In June, my net worth dropped 2.75%. Not a surprise, to be honest. My retirement accounts tanked. I spent some money. Same old, same old.
I’ve decided from now on, I want to track the value of my car in my net worth update. Why? Well, at some point in the distant future, I may want to buy a different car, and this car will be used as trade-in, I’m sure. Not that I’m thinking about buying a new car. I’ve had this car for 6 years this month, it runs wonderfully, rarely gets driven now that I live in an area with good public transportation (though I won’t give it up – I do need it at least once a week), and most importantly, I own it free and clear.
I don’t plan on tracking other possessions, because the resale value of those is so hard to calculate, and really, it doesn’t make as much sense. If I ever buy a house, I will want to track the value of that (also hard to calculate) because it will make that huge mortgage debt seem less painful.
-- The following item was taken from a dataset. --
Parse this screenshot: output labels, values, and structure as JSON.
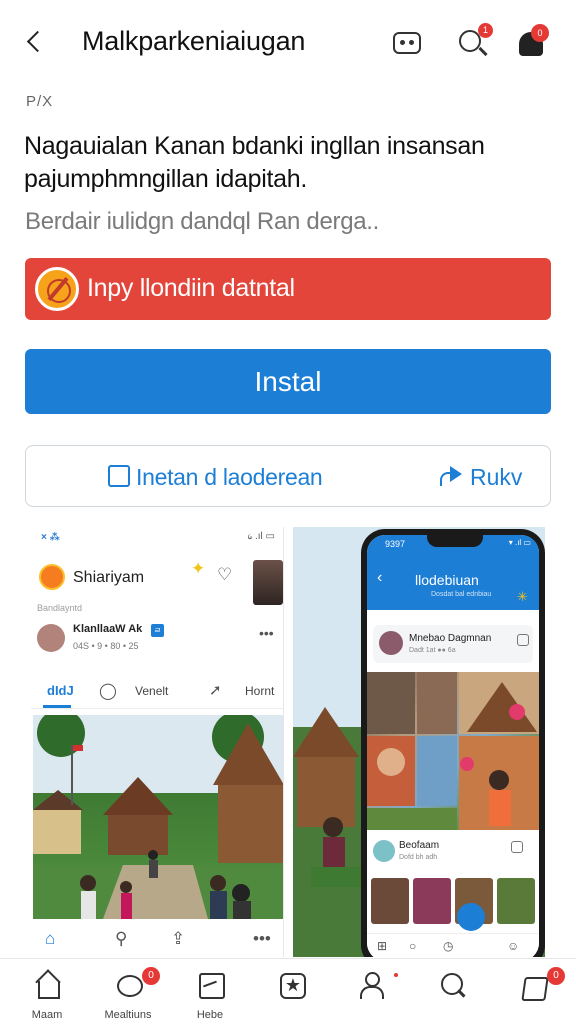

Megan is a 30-something government employee in the Washington, DC area. She got interested in Personal Finance when she got out of college and realized that her paycheck wasn’t going to go as far as she had hoped. Since starting this blog, she has managed to buy a house and make a solid start on her retirement goals, and hopes to help others do the same. Here is her story:
In 2007, I was a gainfully employed 20-something with no debt but not a lot of knowledge about personal finance. It was a co-worker’s comment about Roth IRAs that sent me to the internet, searching for information. It was then that I realized that I really didn’t know a whole lot about personal finance and that my current financial situation was due a lot to inherent frugal tendencies, generous family members, a fear of debt, and good luck. While that was working for me, clearly I needed a better plan.
While I had no debt, I was also pretty much living paycheck to paycheck and not worrying about going over budget (I say this as if I had a real budget) because I had an emergency fund set aside to cover any overages.
Except that’s not what an emergency fund is for.
So I did a lot of research, read a lot of blogs, and decided that I needed a plan. I needed to budget. I needed to know what I was spending my money on. I needed to prepare for the future.
I decided to create a blog not only to make myself accountable to others but also to share the knowledge that I gained along the way. I’ve learned so much from my fellow bloggers, and I hope that my readers can find something useful in what I have to share as well.